In a more private setting, her work "Perra/Bitch," addresses rapes and murders against Guatemalan women. But this one entails self-mutilation. Sitting alone in a room, she inflicts the word "perra" (Spanish for "bitch") onto the skin of her thigh with a knife. It's a drastic, bloody step that's taken in reference to the many women who are found mutilated with defiling words carved across their bodies. This piece, just one of several that seem extremely discomforting, is the only piece which she associates with feeling actual pain.

"I have more serious concerns. I am talking about real issues about the world," Galindo says. "It may be it is easier to think of superfluous things and not see the merits, the depth of things. It's not about me. It's not about my personal history. My work is not a 'reality.' The people need to make a mental effort and understand that many times they are included in the criticism made."

But other works are equally disturbing, although less bloody. Take "Confession," for instance. In this one, her head is repeatedly plunged into a water-filled oil drum. As she gasps for breath, a burly man harshly ducking her shows no remorse. It's an intense peek into the violent measures of waterboarding taken from pages of a declassified CIA manual. Similar works include "150,000 Volts," where a man uses a taser to shock Galindo who falls to the ground unconscious and "Social Cleansing," where she strips naked and has a man spray her down with a high-powered water hose — the same type that's used to fend off protestors who object to authoritative regimes and their oppressive systems.

In many ways, Galindo — intentionally or not — gives a voice to victims that can not be heard and pays a kind of remembrance through her works.

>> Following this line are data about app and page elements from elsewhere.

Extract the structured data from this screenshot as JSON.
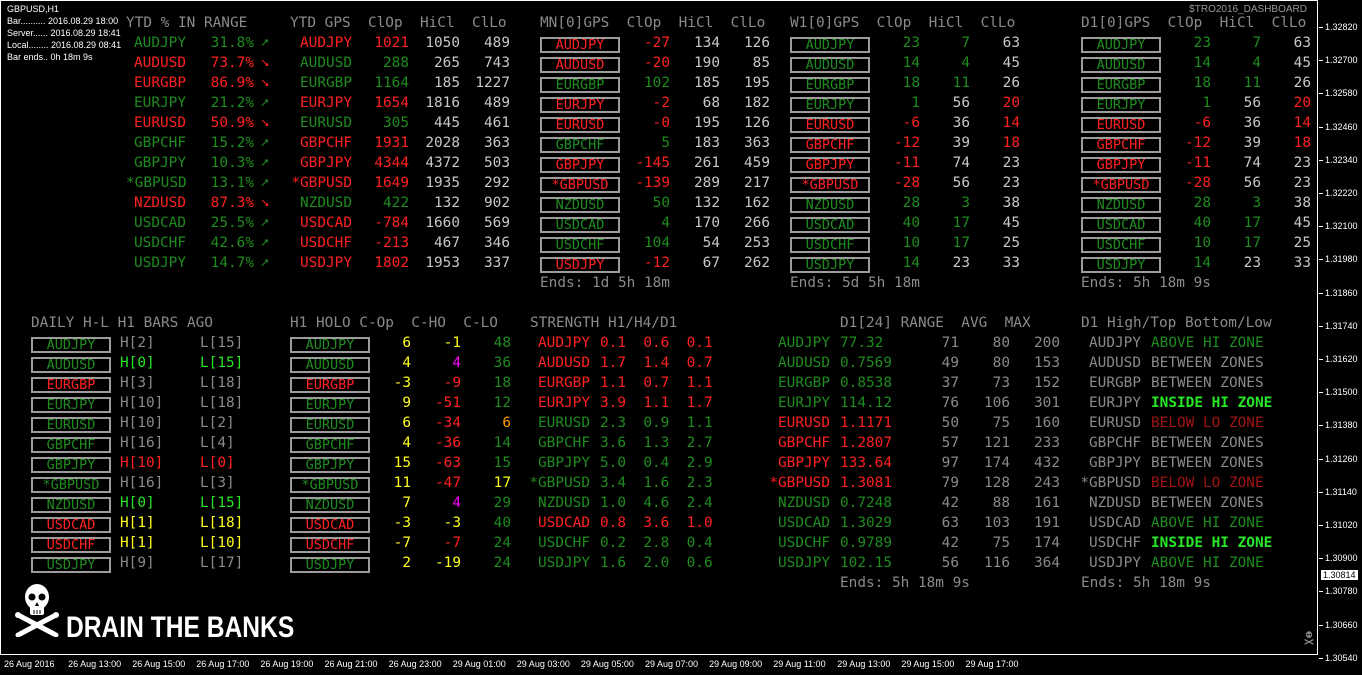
{
  "window": {
    "title": "GBPUSD,H1",
    "dashboard_label": "$TRO2016_DASHBOARD"
  },
  "info": [
    "Bar.......... 2016.08.29 18:00",
    "Server...... 2016.08.29 18:41",
    "Local........ 2016.08.29 08:41",
    "Bar ends.. 0h 18m 9s"
  ],
  "headers": {
    "ytd_range": "YTD % IN RANGE",
    "ytd_gps": "YTD GPS  ClOp  HiCl  ClLo",
    "mn": "MN[0]GPS  ClOp  HiCl  ClLo",
    "w1": "W1[0]GPS  ClOp  HiCl  ClLo",
    "d1": "D1[0]GPS  ClOp  HiCl  ClLo",
    "daily_hl": "DAILY H-L H1 BARS AGO",
    "h1holo": "H1 HOLO C-Op  C-HO  C-LO",
    "strength": "STRENGTH H1/H4/D1",
    "d1range": "D1[24] RANGE  AVG  MAX",
    "d1zone": "D1 High/Top Bottom/Low"
  },
  "ends": {
    "mn": "Ends: 1d 5h 18m",
    "w1": "Ends: 5d 5h 18m",
    "d1": "Ends: 5h 18m 9s",
    "range": "Ends: 5h 18m 9s",
    "zone": "Ends: 5h 18m 9s"
  },
  "ytd_range": [
    {
      "sym": "AUDJPY",
      "pct": "31.8%",
      "c": "gr",
      "up": true
    },
    {
      "sym": "AUDUSD",
      "pct": "73.7%",
      "c": "rd",
      "up": false
    },
    {
      "sym": "EURGBP",
      "pct": "86.9%",
      "c": "rd",
      "up": false
    },
    {
      "sym": "EURJPY",
      "pct": "21.2%",
      "c": "gr",
      "up": true
    },
    {
      "sym": "EURUSD",
      "pct": "50.9%",
      "c": "rd",
      "up": false
    },
    {
      "sym": "GBPCHF",
      "pct": "15.2%",
      "c": "gr",
      "up": true
    },
    {
      "sym": "GBPJPY",
      "pct": "10.3%",
      "c": "gr",
      "up": true
    },
    {
      "sym": "*GBPUSD",
      "pct": "13.1%",
      "c": "gr",
      "up": true
    },
    {
      "sym": "NZDUSD",
      "pct": "87.3%",
      "c": "rd",
      "up": false
    },
    {
      "sym": "USDCAD",
      "pct": "25.5%",
      "c": "gr",
      "up": true
    },
    {
      "sym": "USDCHF",
      "pct": "42.6%",
      "c": "gr",
      "up": true
    },
    {
      "sym": "USDJPY",
      "pct": "14.7%",
      "c": "gr",
      "up": true
    }
  ],
  "ytd_gps": [
    {
      "sym": "AUDJPY",
      "c": "rd",
      "clop": "1021",
      "hicl": "1050",
      "cllo": "489"
    },
    {
      "sym": "AUDUSD",
      "c": "gr",
      "clop": "288",
      "hicl": "265",
      "cllo": "743"
    },
    {
      "sym": "EURGBP",
      "c": "gr",
      "clop": "1164",
      "hicl": "185",
      "cllo": "1227"
    },
    {
      "sym": "EURJPY",
      "c": "rd",
      "clop": "1654",
      "hicl": "1816",
      "cllo": "489"
    },
    {
      "sym": "EURUSD",
      "c": "gr",
      "clop": "305",
      "hicl": "445",
      "cllo": "461"
    },
    {
      "sym": "GBPCHF",
      "c": "rd",
      "clop": "1931",
      "hicl": "2028",
      "cllo": "363"
    },
    {
      "sym": "GBPJPY",
      "c": "rd",
      "clop": "4344",
      "hicl": "4372",
      "cllo": "503"
    },
    {
      "sym": "*GBPUSD",
      "c": "rd",
      "clop": "1649",
      "hicl": "1935",
      "cllo": "292"
    },
    {
      "sym": "NZDUSD",
      "c": "gr",
      "clop": "422",
      "hicl": "132",
      "cllo": "902"
    },
    {
      "sym": "USDCAD",
      "c": "rd",
      "clop": "-784",
      "hicl": "1660",
      "cllo": "569"
    },
    {
      "sym": "USDCHF",
      "c": "rd",
      "clop": "-213",
      "hicl": "467",
      "cllo": "346"
    },
    {
      "sym": "USDJPY",
      "c": "rd",
      "clop": "1802",
      "hicl": "1953",
      "cllo": "337"
    }
  ],
  "mn": [
    {
      "sym": "AUDJPY",
      "c": "rd",
      "clop": "-27",
      "hicl": "134",
      "cllo": "126",
      "lc": "wh"
    },
    {
      "sym": "AUDUSD",
      "c": "rd",
      "clop": "-20",
      "hicl": "190",
      "cllo": "85",
      "lc": "wh"
    },
    {
      "sym": "EURGBP",
      "c": "gr",
      "clop": "102",
      "hicl": "185",
      "cllo": "195",
      "lc": "wh"
    },
    {
      "sym": "EURJPY",
      "c": "rd",
      "clop": "-2",
      "hicl": "68",
      "cllo": "182",
      "lc": "wh"
    },
    {
      "sym": "EURUSD",
      "c": "rd",
      "clop": "-0",
      "hicl": "195",
      "cllo": "126",
      "lc": "wh"
    },
    {
      "sym": "GBPCHF",
      "c": "gr",
      "clop": "5",
      "hicl": "183",
      "cllo": "363",
      "lc": "wh"
    },
    {
      "sym": "GBPJPY",
      "c": "rd",
      "clop": "-145",
      "hicl": "261",
      "cllo": "459",
      "lc": "wh"
    },
    {
      "sym": "*GBPUSD",
      "c": "rd",
      "clop": "-139",
      "hicl": "289",
      "cllo": "217",
      "lc": "wh"
    },
    {
      "sym": "NZDUSD",
      "c": "gr",
      "clop": "50",
      "hicl": "132",
      "cllo": "162",
      "lc": "wh"
    },
    {
      "sym": "USDCAD",
      "c": "gr",
      "clop": "4",
      "hicl": "170",
      "cllo": "266",
      "lc": "wh"
    },
    {
      "sym": "USDCHF",
      "c": "gr",
      "clop": "104",
      "hicl": "54",
      "cllo": "253",
      "lc": "wh"
    },
    {
      "sym": "USDJPY",
      "c": "rd",
      "clop": "-12",
      "hicl": "67",
      "cllo": "262",
      "lc": "wh"
    }
  ],
  "w1": [
    {
      "sym": "AUDJPY",
      "c": "gr",
      "clop": "23",
      "hicl": "7",
      "cllo": "63",
      "hc": "gr",
      "lc": "wh"
    },
    {
      "sym": "AUDUSD",
      "c": "gr",
      "clop": "14",
      "hicl": "4",
      "cllo": "45",
      "hc": "gr",
      "lc": "wh"
    },
    {
      "sym": "EURGBP",
      "c": "gr",
      "clop": "18",
      "hicl": "11",
      "cllo": "26",
      "hc": "gr",
      "lc": "wh"
    },
    {
      "sym": "EURJPY",
      "c": "gr",
      "clop": "1",
      "hicl": "56",
      "cllo": "20",
      "hc": "wh",
      "lc": "rd"
    },
    {
      "sym": "EURUSD",
      "c": "rd",
      "clop": "-6",
      "hicl": "36",
      "cllo": "14",
      "hc": "wh",
      "lc": "rd"
    },
    {
      "sym": "GBPCHF",
      "c": "rd",
      "clop": "-12",
      "hicl": "39",
      "cllo": "18",
      "hc": "wh",
      "lc": "rd"
    },
    {
      "sym": "GBPJPY",
      "c": "rd",
      "clop": "-11",
      "hicl": "74",
      "cllo": "23",
      "hc": "wh",
      "lc": "wh"
    },
    {
      "sym": "*GBPUSD",
      "c": "rd",
      "clop": "-28",
      "hicl": "56",
      "cllo": "23",
      "hc": "wh",
      "lc": "wh"
    },
    {
      "sym": "NZDUSD",
      "c": "gr",
      "clop": "28",
      "hicl": "3",
      "cllo": "38",
      "hc": "gr",
      "lc": "wh"
    },
    {
      "sym": "USDCAD",
      "c": "gr",
      "clop": "40",
      "hicl": "17",
      "cllo": "45",
      "hc": "gr",
      "lc": "wh"
    },
    {
      "sym": "USDCHF",
      "c": "gr",
      "clop": "10",
      "hicl": "17",
      "cllo": "25",
      "hc": "gr",
      "lc": "wh"
    },
    {
      "sym": "USDJPY",
      "c": "gr",
      "clop": "14",
      "hicl": "23",
      "cllo": "33",
      "hc": "wh",
      "lc": "wh"
    }
  ],
  "d1": [
    {
      "sym": "AUDJPY",
      "c": "gr",
      "clop": "23",
      "hicl": "7",
      "cllo": "63",
      "hc": "gr",
      "lc": "wh"
    },
    {
      "sym": "AUDUSD",
      "c": "gr",
      "clop": "14",
      "hicl": "4",
      "cllo": "45",
      "hc": "gr",
      "lc": "wh"
    },
    {
      "sym": "EURGBP",
      "c": "gr",
      "clop": "18",
      "hicl": "11",
      "cllo": "26",
      "hc": "gr",
      "lc": "wh"
    },
    {
      "sym": "EURJPY",
      "c": "gr",
      "clop": "1",
      "hicl": "56",
      "cllo": "20",
      "hc": "wh",
      "lc": "rd"
    },
    {
      "sym": "EURUSD",
      "c": "rd",
      "clop": "-6",
      "hicl": "36",
      "cllo": "14",
      "hc": "wh",
      "lc": "rd"
    },
    {
      "sym": "GBPCHF",
      "c": "rd",
      "clop": "-12",
      "hicl": "39",
      "cllo": "18",
      "hc": "wh",
      "lc": "rd"
    },
    {
      "sym": "GBPJPY",
      "c": "rd",
      "clop": "-11",
      "hicl": "74",
      "cllo": "23",
      "hc": "wh",
      "lc": "wh"
    },
    {
      "sym": "*GBPUSD",
      "c": "rd",
      "clop": "-28",
      "hicl": "56",
      "cllo": "23",
      "hc": "wh",
      "lc": "wh"
    },
    {
      "sym": "NZDUSD",
      "c": "gr",
      "clop": "28",
      "hicl": "3",
      "cllo": "38",
      "hc": "gr",
      "lc": "wh"
    },
    {
      "sym": "USDCAD",
      "c": "gr",
      "clop": "40",
      "hicl": "17",
      "cllo": "45",
      "hc": "gr",
      "lc": "wh"
    },
    {
      "sym": "USDCHF",
      "c": "gr",
      "clop": "10",
      "hicl": "17",
      "cllo": "25",
      "hc": "gr",
      "lc": "wh"
    },
    {
      "sym": "USDJPY",
      "c": "gr",
      "clop": "14",
      "hicl": "23",
      "cllo": "33",
      "hc": "wh",
      "lc": "wh"
    }
  ],
  "daily_hl": [
    {
      "sym": "AUDJPY",
      "c": "gr",
      "h": "H[2]",
      "hc": "gy",
      "l": "L[15]",
      "lc": "gy"
    },
    {
      "sym": "AUDUSD",
      "c": "gr",
      "h": "H[0]",
      "hc": "lg",
      "l": "L[15]",
      "lc": "lg"
    },
    {
      "sym": "EURGBP",
      "c": "rd",
      "h": "H[3]",
      "hc": "gy",
      "l": "L[18]",
      "lc": "gy"
    },
    {
      "sym": "EURJPY",
      "c": "gr",
      "h": "H[10]",
      "hc": "gy",
      "l": "L[18]",
      "lc": "gy"
    },
    {
      "sym": "EURUSD",
      "c": "gr",
      "h": "H[10]",
      "hc": "gy",
      "l": "L[2]",
      "lc": "gy"
    },
    {
      "sym": "GBPCHF",
      "c": "gr",
      "h": "H[16]",
      "hc": "gy",
      "l": "L[4]",
      "lc": "gy"
    },
    {
      "sym": "GBPJPY",
      "c": "gr",
      "h": "H[10]",
      "hc": "rd",
      "l": "L[0]",
      "lc": "rd"
    },
    {
      "sym": "*GBPUSD",
      "c": "gr",
      "h": "H[16]",
      "hc": "gy",
      "l": "L[3]",
      "lc": "gy"
    },
    {
      "sym": "NZDUSD",
      "c": "gr",
      "h": "H[0]",
      "hc": "lg",
      "l": "L[15]",
      "lc": "lg"
    },
    {
      "sym": "USDCAD",
      "c": "rd",
      "h": "H[1]",
      "hc": "yl",
      "l": "L[18]",
      "lc": "yl"
    },
    {
      "sym": "USDCHF",
      "c": "rd",
      "h": "H[1]",
      "hc": "yl",
      "l": "L[10]",
      "lc": "yl"
    },
    {
      "sym": "USDJPY",
      "c": "gr",
      "h": "H[9]",
      "hc": "gy",
      "l": "L[17]",
      "lc": "gy"
    }
  ],
  "h1holo": [
    {
      "sym": "AUDJPY",
      "c": "gr",
      "cop": "6",
      "copc": "yl",
      "cho": "-1",
      "choc": "yl",
      "clo": "48",
      "cloc": "gr"
    },
    {
      "sym": "AUDUSD",
      "c": "gr",
      "cop": "4",
      "copc": "yl",
      "cho": "4",
      "choc": "mg",
      "clo": "36",
      "cloc": "gr"
    },
    {
      "sym": "EURGBP",
      "c": "rd",
      "cop": "-3",
      "copc": "yl",
      "cho": "-9",
      "choc": "rd",
      "clo": "18",
      "cloc": "gr"
    },
    {
      "sym": "EURJPY",
      "c": "gr",
      "cop": "9",
      "copc": "yl",
      "cho": "-51",
      "choc": "rd",
      "clo": "12",
      "cloc": "gr"
    },
    {
      "sym": "EURUSD",
      "c": "gr",
      "cop": "6",
      "copc": "yl",
      "cho": "-34",
      "choc": "rd",
      "clo": "6",
      "cloc": "or"
    },
    {
      "sym": "GBPCHF",
      "c": "gr",
      "cop": "4",
      "copc": "yl",
      "cho": "-36",
      "choc": "rd",
      "clo": "14",
      "cloc": "gr"
    },
    {
      "sym": "GBPJPY",
      "c": "gr",
      "cop": "15",
      "copc": "yl",
      "cho": "-63",
      "choc": "rd",
      "clo": "15",
      "cloc": "gr"
    },
    {
      "sym": "*GBPUSD",
      "c": "gr",
      "cop": "11",
      "copc": "yl",
      "cho": "-47",
      "choc": "rd",
      "clo": "17",
      "cloc": "yl"
    },
    {
      "sym": "NZDUSD",
      "c": "gr",
      "cop": "7",
      "copc": "yl",
      "cho": "4",
      "choc": "mg",
      "clo": "29",
      "cloc": "gr"
    },
    {
      "sym": "USDCAD",
      "c": "rd",
      "cop": "-3",
      "copc": "yl",
      "cho": "-3",
      "choc": "yl",
      "clo": "40",
      "cloc": "gr"
    },
    {
      "sym": "USDCHF",
      "c": "rd",
      "cop": "-7",
      "copc": "yl",
      "cho": "-7",
      "choc": "rd",
      "clo": "24",
      "cloc": "gr"
    },
    {
      "sym": "USDJPY",
      "c": "gr",
      "cop": "2",
      "copc": "yl",
      "cho": "-19",
      "choc": "yl",
      "clo": "24",
      "cloc": "gr"
    }
  ],
  "strength": [
    {
      "sym": "AUDJPY",
      "c": "rd",
      "v": "0.1  0.6  0.1"
    },
    {
      "sym": "AUDUSD",
      "c": "rd",
      "v": "1.7  1.4  0.7"
    },
    {
      "sym": "EURGBP",
      "c": "rd",
      "v": "1.1  0.7  1.1"
    },
    {
      "sym": "EURJPY",
      "c": "rd",
      "v": "3.9  1.1  1.7"
    },
    {
      "sym": "EURUSD",
      "c": "gr",
      "v": "2.3  0.9  1.1"
    },
    {
      "sym": "GBPCHF",
      "c": "gr",
      "v": "3.6  1.3  2.7"
    },
    {
      "sym": "GBPJPY",
      "c": "gr",
      "v": "5.0  0.4  2.9"
    },
    {
      "sym": "*GBPUSD",
      "c": "gr",
      "v": "3.4  1.6  2.3"
    },
    {
      "sym": "NZDUSD",
      "c": "gr",
      "v": "1.0  4.6  2.4"
    },
    {
      "sym": "USDCAD",
      "c": "rd",
      "v": "0.8  3.6  1.0"
    },
    {
      "sym": "USDCHF",
      "c": "gr",
      "v": "0.2  2.8  0.4"
    },
    {
      "sym": "USDJPY",
      "c": "gr",
      "v": "1.6  2.0  0.6"
    }
  ],
  "d1range": [
    {
      "sym": "AUDJPY",
      "c": "gr",
      "price": "77.32",
      "range": "71",
      "avg": "80",
      "max": "200"
    },
    {
      "sym": "AUDUSD",
      "c": "gr",
      "price": "0.7569",
      "range": "49",
      "avg": "80",
      "max": "153"
    },
    {
      "sym": "EURGBP",
      "c": "gr",
      "price": "0.8538",
      "range": "37",
      "avg": "73",
      "max": "152"
    },
    {
      "sym": "EURJPY",
      "c": "gr",
      "price": "114.12",
      "range": "76",
      "avg": "106",
      "max": "301"
    },
    {
      "sym": "EURUSD",
      "c": "rd",
      "price": "1.1171",
      "range": "50",
      "avg": "75",
      "max": "160"
    },
    {
      "sym": "GBPCHF",
      "c": "rd",
      "price": "1.2807",
      "range": "57",
      "avg": "121",
      "max": "233"
    },
    {
      "sym": "GBPJPY",
      "c": "rd",
      "price": "133.64",
      "range": "97",
      "avg": "174",
      "max": "432"
    },
    {
      "sym": "*GBPUSD",
      "c": "rd",
      "price": "1.3081",
      "range": "79",
      "avg": "128",
      "max": "243"
    },
    {
      "sym": "NZDUSD",
      "c": "gr",
      "price": "0.7248",
      "range": "42",
      "avg": "88",
      "max": "161"
    },
    {
      "sym": "USDCAD",
      "c": "gr",
      "price": "1.3029",
      "range": "63",
      "avg": "103",
      "max": "191"
    },
    {
      "sym": "USDCHF",
      "c": "gr",
      "price": "0.9789",
      "range": "42",
      "avg": "75",
      "max": "174"
    },
    {
      "sym": "USDJPY",
      "c": "gr",
      "price": "102.15",
      "range": "56",
      "avg": "116",
      "max": "364"
    }
  ],
  "d1zone": [
    {
      "sym": "AUDJPY",
      "zone": "ABOVE HI ZONE",
      "zc": "gr"
    },
    {
      "sym": "AUDUSD",
      "zone": "BETWEEN ZONES",
      "zc": "gy"
    },
    {
      "sym": "EURGBP",
      "zone": "BETWEEN ZONES",
      "zc": "gy"
    },
    {
      "sym": "EURJPY",
      "zone": "INSIDE HI ZONE",
      "zc": "lg"
    },
    {
      "sym": "EURUSD",
      "zone": "BELOW LO ZONE",
      "zc": "rdk"
    },
    {
      "sym": "GBPCHF",
      "zone": "BETWEEN ZONES",
      "zc": "gy"
    },
    {
      "sym": "GBPJPY",
      "zone": "BETWEEN ZONES",
      "zc": "gy"
    },
    {
      "sym": "*GBPUSD",
      "zone": "BELOW LO ZONE",
      "zc": "rdk"
    },
    {
      "sym": "NZDUSD",
      "zone": "BETWEEN ZONES",
      "zc": "gy"
    },
    {
      "sym": "USDCAD",
      "zone": "ABOVE HI ZONE",
      "zc": "gr"
    },
    {
      "sym": "USDCHF",
      "zone": "INSIDE HI ZONE",
      "zc": "lg"
    },
    {
      "sym": "USDJPY",
      "zone": "ABOVE HI ZONE",
      "zc": "gr"
    }
  ],
  "banner": "DRAIN THE BANKS",
  "y_axis": [
    "1.32820",
    "1.32700",
    "1.32580",
    "1.32460",
    "1.32340",
    "1.32220",
    "1.32100",
    "1.31980",
    "1.31860",
    "1.31740",
    "1.31620",
    "1.31500",
    "1.31380",
    "1.31260",
    "1.31140",
    "1.31020",
    "1.30900",
    "1.30780",
    "1.30660",
    "1.30540"
  ],
  "current_price": "1.30814",
  "x_axis": [
    "26 Aug 2016",
    "26 Aug 13:00",
    "26 Aug 15:00",
    "26 Aug 17:00",
    "26 Aug 19:00",
    "26 Aug 21:00",
    "26 Aug 23:00",
    "29 Aug 01:00",
    "29 Aug 03:00",
    "29 Aug 05:00",
    "29 Aug 07:00",
    "29 Aug 09:00",
    "29 Aug 11:00",
    "29 Aug 13:00",
    "29 Aug 15:00",
    "29 Aug 17:00"
  ],
  "colors": {
    "green": "#1e8c1e",
    "red": "#ff2020",
    "yellow": "#ffff1a",
    "magenta": "#ff00ff",
    "grey": "#8a8a8a",
    "bright_green": "#26e626",
    "orange": "#ff9900"
  },
  "icons": {
    "skull": "skull-crossbones-icon",
    "up_arrow": "arrow-up-icon",
    "down_arrow": "arrow-down-icon"
  }
}
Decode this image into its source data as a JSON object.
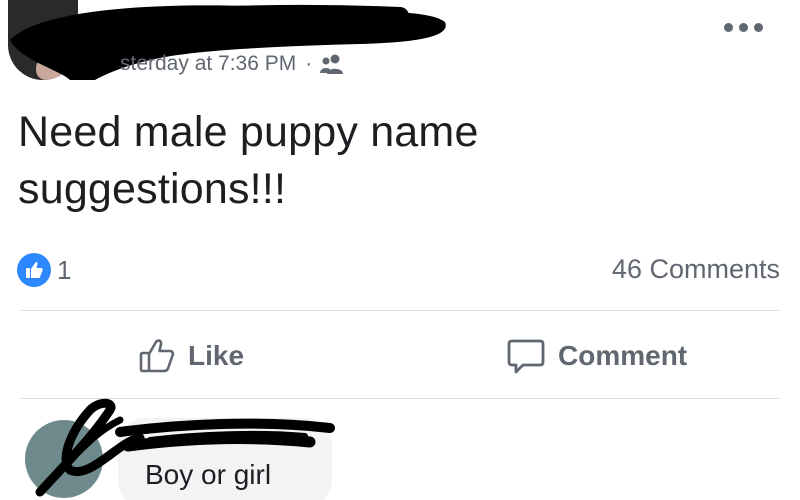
{
  "post": {
    "timestamp": "sterday at 7:36 PM",
    "separator": "·",
    "audience_icon": "group-icon",
    "more_icon": "more-options-icon",
    "text_line1": "Need male puppy name",
    "text_line2": "suggestions!!!"
  },
  "stats": {
    "like_count": "1",
    "comments_label": "46 Comments"
  },
  "actions": {
    "like_label": "Like",
    "comment_label": "Comment"
  },
  "comment": {
    "text": "Boy or girl"
  },
  "colors": {
    "like_blue": "#2d88ff",
    "text_primary": "#1c1e21",
    "text_secondary": "#616770",
    "bubble_bg": "#f2f3f5",
    "redaction": "#000000"
  }
}
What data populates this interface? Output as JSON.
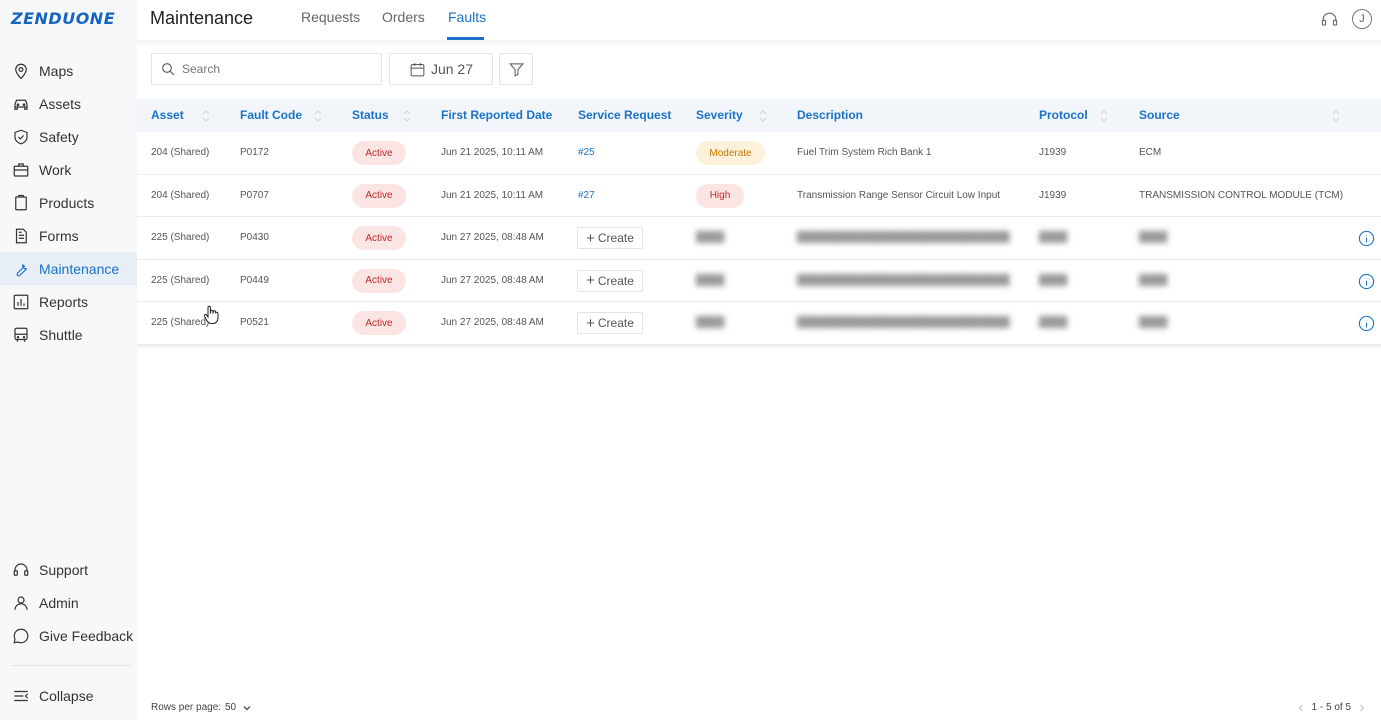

"XX" features marble stones that Galindo had made for a Guatemala City cemetery where 52 unidentified men, women and children are buried. For "Roads," she hides in a thicket wrapped in a white sheet. Ropes are attached to her body and scattered through nearby streets challenging passerby's to follow the trail that leads to her corpse-mimicking presence.

This kind of interaction plays an important role in Galindo's performance art. Much of the time, it leaves the public with a quick decision to make. Past interactive performance pieces include a chained Galindo with viewers jumping in to test keys on the padlocks in attempt to free her from the shackles; Galindo covered in dirt as folks wash the soiling off her skin; and Galindo lying naked in the fetal position underneath a plastic dome of tubing that viewers attempt to bust through with weapons.

Her newer works address the dangers of illegal immigration. She participated in a "Survival Course for Men & Women Traveling Illegally To The United States," and documents the realities of the strenuous journey, sometimes leading to death, faced by folks who cross and/or attempt to cross the borders.

For Megan Walsh of the Latin American Coalition this work was one of many that touched her.

"It truly broke my heart because I know children and mothers and families who had to come across the border and I've heard from some of them the violence, racism, danger and separation they faced," says Walsh. "I don't think people realize how perilous the journey is and then they come here to the U.S. and Americans say they should "go home" and come here "legally." It's get out and escape or be killed and/or raped, unless you comply. It's so necessary to educate people on immigration and what's actually going on. For Galindo to create a survival course was ironic, smart, and a little creepy — since it was almost like a survival game event, though it's a reality."

During the gallery's opening reception at Davidson College, Galindo keeps the interactive element rather tame. There's nothing that seems painful or provocative in "A Latino Near You."

In a small nook of the gallery, there's a white screen with black lines documenting Galindo's every movement through the space. The lines are being traced through a monitor device that's strapped to her ankles. This specific piece was created to stress the importance of Latinos to the community at large. It suggests that a Latino is always nearby and emphasizes their integral part of society, despite negative stereotypes and illegal immigration concerns.